NomNom De Plume

Mar 292011

A quick word from Vill: Hey guys!  Please welcome our newest contributor, NomNom De Plume, to the LDG screen.  We loved her comments on Moxie Horror Picture Show so much that we asked her to join the team.  Check out her bio, read her brilliant musings, and give her a loud derby welcome!

I’ve been feeling a lot of fear lately- but I think it’s a good fear.  It’s the same kind that I would get while preparing for a flight lesson. Well, almost the same kind. Get this- if I didn’t listen to The The’s ‘This is the day’ in its entirety while on the way to my local airport; I would be convinced that unspeakable tragedy would befall me in the not-so-friendly skies. Generally, I would try to weasel myself out of flying a plane almost every time I was scheduled to do it, using every possible excuse: I was unprepared. Hungover. Sore. Coming down with something.  You could say I was superstitious, but truthfully- I was self-doubting, hesitant, over-thinking at every turn and well, a little chicken to boot.  All it would take was one skip in the CD, or one missed gear while shifting, and yeah- I would mentally psyche myself to fail, then plan my excuses to guarantee ground school for the day (translate: bookwork boredom).

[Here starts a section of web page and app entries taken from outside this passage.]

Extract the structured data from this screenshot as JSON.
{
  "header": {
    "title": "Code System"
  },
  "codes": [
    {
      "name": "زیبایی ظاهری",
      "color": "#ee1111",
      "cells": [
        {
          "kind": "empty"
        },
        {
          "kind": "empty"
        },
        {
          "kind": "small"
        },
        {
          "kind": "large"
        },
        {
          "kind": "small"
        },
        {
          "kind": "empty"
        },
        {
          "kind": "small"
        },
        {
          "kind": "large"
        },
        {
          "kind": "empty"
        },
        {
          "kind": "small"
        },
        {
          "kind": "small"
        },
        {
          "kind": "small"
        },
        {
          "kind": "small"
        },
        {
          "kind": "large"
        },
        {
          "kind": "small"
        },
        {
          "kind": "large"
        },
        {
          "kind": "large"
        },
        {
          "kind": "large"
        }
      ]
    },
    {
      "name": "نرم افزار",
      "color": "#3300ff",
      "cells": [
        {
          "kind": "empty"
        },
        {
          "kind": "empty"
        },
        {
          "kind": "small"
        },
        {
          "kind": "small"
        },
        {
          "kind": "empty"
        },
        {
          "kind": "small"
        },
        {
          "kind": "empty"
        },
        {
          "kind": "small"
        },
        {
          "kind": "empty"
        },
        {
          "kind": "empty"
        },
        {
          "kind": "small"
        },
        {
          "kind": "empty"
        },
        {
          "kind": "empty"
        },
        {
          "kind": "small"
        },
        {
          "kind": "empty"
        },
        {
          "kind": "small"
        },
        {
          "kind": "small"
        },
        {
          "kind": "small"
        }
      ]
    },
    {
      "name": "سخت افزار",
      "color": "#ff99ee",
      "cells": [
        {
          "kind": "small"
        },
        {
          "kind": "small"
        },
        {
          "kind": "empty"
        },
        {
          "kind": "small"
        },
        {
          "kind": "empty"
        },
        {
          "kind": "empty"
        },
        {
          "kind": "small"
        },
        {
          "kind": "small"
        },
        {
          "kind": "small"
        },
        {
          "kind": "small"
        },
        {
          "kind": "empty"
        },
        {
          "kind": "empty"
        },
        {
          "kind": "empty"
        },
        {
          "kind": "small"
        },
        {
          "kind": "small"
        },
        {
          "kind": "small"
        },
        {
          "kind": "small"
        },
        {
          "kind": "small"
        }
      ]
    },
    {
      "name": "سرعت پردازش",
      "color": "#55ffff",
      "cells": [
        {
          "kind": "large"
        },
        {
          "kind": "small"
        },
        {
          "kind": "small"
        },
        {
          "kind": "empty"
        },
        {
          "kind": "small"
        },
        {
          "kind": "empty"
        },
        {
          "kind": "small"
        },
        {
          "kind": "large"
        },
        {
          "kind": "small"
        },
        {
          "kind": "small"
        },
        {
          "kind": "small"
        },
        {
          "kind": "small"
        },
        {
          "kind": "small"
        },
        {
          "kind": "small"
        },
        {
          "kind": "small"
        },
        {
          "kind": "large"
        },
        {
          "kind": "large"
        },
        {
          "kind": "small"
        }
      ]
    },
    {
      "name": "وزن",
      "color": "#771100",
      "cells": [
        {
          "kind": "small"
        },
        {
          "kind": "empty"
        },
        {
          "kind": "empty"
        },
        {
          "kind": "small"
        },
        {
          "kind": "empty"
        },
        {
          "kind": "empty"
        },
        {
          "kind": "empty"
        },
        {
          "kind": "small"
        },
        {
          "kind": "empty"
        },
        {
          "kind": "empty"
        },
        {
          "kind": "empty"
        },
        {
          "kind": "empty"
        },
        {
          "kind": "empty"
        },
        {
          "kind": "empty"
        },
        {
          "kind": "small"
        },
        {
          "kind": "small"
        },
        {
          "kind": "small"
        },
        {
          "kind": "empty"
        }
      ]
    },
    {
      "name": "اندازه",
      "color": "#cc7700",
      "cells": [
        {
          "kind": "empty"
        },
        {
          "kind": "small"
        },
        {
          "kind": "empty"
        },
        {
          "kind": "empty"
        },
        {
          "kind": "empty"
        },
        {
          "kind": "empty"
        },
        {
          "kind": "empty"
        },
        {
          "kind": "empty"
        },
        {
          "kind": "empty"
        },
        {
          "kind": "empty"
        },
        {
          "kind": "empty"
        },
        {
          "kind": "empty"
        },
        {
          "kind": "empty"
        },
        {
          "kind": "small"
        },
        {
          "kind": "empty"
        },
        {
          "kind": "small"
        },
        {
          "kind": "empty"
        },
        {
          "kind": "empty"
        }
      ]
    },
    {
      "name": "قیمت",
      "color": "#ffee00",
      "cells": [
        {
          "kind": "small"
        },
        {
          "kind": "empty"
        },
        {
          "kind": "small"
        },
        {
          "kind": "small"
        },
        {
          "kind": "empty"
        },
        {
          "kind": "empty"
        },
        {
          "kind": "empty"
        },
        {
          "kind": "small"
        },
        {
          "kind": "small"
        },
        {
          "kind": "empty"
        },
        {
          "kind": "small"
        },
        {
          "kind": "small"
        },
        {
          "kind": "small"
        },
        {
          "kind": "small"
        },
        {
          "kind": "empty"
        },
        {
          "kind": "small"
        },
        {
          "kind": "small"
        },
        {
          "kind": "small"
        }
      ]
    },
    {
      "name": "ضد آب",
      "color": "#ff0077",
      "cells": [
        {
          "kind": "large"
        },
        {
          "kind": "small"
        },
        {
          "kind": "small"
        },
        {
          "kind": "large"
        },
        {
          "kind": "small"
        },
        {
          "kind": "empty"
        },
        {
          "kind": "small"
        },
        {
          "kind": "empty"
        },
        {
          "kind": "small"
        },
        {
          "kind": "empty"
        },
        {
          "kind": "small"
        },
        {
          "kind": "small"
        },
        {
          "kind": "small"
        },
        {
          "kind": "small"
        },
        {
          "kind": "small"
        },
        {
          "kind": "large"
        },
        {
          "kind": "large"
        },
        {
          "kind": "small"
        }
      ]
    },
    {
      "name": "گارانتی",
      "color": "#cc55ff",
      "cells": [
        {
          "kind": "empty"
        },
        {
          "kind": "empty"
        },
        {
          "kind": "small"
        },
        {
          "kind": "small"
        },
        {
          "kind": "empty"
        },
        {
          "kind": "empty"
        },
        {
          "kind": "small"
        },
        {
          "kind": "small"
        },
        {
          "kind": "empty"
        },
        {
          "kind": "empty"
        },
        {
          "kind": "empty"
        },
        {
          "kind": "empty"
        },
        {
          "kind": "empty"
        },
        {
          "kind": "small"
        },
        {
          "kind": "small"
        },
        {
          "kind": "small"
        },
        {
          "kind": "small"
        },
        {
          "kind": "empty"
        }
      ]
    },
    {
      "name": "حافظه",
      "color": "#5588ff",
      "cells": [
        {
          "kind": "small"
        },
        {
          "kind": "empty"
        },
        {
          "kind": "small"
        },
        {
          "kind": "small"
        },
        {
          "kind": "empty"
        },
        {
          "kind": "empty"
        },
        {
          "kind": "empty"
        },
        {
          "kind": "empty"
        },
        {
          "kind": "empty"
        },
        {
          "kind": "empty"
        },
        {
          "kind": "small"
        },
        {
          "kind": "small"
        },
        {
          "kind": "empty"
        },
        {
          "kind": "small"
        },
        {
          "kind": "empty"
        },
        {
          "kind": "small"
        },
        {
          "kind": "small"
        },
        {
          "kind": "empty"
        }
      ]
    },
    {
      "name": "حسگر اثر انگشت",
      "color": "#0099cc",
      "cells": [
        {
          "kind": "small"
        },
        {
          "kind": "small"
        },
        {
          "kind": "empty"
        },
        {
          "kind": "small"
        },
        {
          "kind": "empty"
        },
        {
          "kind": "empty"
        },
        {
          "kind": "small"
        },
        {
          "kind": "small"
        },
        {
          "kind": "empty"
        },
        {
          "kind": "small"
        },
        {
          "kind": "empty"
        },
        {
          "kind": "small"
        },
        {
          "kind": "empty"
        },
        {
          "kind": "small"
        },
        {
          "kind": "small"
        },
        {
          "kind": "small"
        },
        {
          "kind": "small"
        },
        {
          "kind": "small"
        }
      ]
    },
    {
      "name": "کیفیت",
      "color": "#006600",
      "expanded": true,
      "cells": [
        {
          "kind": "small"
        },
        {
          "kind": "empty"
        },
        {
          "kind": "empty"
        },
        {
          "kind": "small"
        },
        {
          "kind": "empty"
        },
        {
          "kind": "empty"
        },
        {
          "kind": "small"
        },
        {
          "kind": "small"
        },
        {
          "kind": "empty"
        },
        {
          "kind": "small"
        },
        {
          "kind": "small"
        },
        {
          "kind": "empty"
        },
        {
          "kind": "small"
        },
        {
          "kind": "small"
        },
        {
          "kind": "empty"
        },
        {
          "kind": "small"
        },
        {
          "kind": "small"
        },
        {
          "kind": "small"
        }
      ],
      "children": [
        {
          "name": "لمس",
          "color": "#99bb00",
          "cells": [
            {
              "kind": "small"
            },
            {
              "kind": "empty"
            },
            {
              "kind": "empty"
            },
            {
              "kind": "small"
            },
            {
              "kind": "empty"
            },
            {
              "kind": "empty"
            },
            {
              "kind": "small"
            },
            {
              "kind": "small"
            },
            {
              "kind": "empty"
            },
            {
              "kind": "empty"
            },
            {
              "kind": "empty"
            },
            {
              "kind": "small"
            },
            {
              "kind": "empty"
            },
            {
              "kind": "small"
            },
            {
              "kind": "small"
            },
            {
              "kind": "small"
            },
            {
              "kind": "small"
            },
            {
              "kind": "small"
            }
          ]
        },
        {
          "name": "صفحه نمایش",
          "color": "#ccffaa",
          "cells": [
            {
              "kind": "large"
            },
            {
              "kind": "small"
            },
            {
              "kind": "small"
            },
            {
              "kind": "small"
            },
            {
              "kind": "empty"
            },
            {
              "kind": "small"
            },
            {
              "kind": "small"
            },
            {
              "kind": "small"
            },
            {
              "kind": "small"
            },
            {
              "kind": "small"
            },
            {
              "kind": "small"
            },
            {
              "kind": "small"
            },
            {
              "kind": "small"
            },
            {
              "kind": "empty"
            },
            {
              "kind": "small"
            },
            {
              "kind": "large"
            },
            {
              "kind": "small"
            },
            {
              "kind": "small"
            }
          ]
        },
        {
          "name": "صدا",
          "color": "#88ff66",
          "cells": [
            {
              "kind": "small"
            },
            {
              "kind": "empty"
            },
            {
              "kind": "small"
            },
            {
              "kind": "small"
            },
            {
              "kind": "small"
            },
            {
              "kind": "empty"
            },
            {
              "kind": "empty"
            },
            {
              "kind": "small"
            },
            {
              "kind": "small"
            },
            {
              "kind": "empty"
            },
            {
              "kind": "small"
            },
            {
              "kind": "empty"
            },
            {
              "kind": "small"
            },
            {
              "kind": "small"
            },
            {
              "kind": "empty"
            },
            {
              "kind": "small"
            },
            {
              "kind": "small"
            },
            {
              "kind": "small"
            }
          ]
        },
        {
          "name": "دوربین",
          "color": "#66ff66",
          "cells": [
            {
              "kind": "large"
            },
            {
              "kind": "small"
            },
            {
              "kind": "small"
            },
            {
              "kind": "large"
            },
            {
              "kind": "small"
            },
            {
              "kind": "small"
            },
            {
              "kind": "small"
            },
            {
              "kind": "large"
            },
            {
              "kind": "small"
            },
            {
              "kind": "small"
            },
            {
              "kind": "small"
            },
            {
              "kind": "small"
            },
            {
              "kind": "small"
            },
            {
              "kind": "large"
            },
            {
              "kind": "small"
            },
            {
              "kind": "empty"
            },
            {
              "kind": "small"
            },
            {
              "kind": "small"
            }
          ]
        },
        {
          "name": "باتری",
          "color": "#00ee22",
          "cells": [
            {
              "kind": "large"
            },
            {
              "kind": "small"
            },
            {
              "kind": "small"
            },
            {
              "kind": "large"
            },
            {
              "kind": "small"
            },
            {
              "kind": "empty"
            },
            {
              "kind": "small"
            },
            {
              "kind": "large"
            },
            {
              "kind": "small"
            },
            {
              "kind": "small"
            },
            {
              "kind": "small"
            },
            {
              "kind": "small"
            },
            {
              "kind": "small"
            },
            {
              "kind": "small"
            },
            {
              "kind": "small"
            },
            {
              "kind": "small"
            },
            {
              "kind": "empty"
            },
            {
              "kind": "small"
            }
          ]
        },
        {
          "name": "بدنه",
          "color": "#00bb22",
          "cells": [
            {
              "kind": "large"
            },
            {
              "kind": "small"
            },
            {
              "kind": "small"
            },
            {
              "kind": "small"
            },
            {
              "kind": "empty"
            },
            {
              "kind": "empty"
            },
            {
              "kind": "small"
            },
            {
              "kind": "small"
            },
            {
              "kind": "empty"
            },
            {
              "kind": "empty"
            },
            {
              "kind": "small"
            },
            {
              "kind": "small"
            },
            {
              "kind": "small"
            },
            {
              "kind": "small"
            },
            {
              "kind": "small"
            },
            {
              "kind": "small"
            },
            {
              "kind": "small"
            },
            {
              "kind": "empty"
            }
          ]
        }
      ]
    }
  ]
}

My flight instructor Pete- a retired aircraft carrier fighter pilot- must have seen this little routine one too many times, for he would chuckle at my lameness before telling me to go pre-flight the Cessna 172 for our lesson. About halfway through my very intense, very scrutinous (is that a word?) pre-flight (Me: that bolt looks a little loose…maybe I should fill out a squawk sheet and have the mechanics take a look, could take awhile), Pete would saunter over to me, shake off my concerns after making quite the show of ‘scrutinously’ lending a second pair of eyes to my own, and inevitably state, “Ok- let’s go!”

Caution: Aviatrix in Command!

And we would, and I would learn something new each and every time. Sometimes I would glean little known things about aviation (‘See that lake? You can tell which direction the wind is coming from by the ripples. That corn field? Bad place to land in an emergency- they just plowed it, see?”), but always, always- I would discover something pretty great about myself. But I was still afraid.

One rainy day, while participating in a heated session of ‘hangar talk’ (Hangar talk can pretty much be equated to pilots sharing tales of close calls, accomplishments, tall tales- any aviation speak to pass the time until it’s clear enough to fly again), I blurted out the unblurtable- “I’m so scared each and every time I walk up to a plane that I’m about to fly!”

It got really quiet, and I remember hearing very clean, uninterrupted, staccato punctuations of raindrops hitting the metal of the hangar we were all huddled in. It seemed to last an eternity. That is, until one of the pilots spoke up.

“If you walk up to a plane and DON’T feel scared shitless as pilot-in-command, then you need to walk away and never get in another cockpit again!”

I don’t know if you could call that advice, but the old man who said it to me was WWII Ace Jimmy Johnson’s wingman. I figured he knew what he was talking about, and his words stayed in my head enough to overcome all that superstition, self-doubt, hesitancy, etc., and I obtained my FAA-approved Single-engine land Airman’s certificate.

Jump to a decade later and well, here I am. The air-racing stunt pilot career never got off the ground. I’ve instead relegated myself into a corporate, hourly-waged routine. It has good health benefits, pays the bills, but most importantly- it’s providing me with the day to day stability I require in order to start something just as scary and rewarding as flying has been for me.

You guessed it- I’m Nomnom De Plume, the latest roller derby player in training.

I’ve been feeling a lot of fear lately, but I think it’s a good kind. I’ve felt this once before, but I have to tell you something- Being in absolute control of one’s own destiny (and life), while being 3,000 feet above the ground in a tin can that’s smaller than a Mazda Miata, and was built while Nixon was still in office? That’s much less intimidating than balancing on quads, executing plow stops and preparing for 25 in 5, amongst other things skate related.

Prequel finished, let’s get into the sexy side of scary- Roller Derby, you had me at ‘Talk Derby to me’.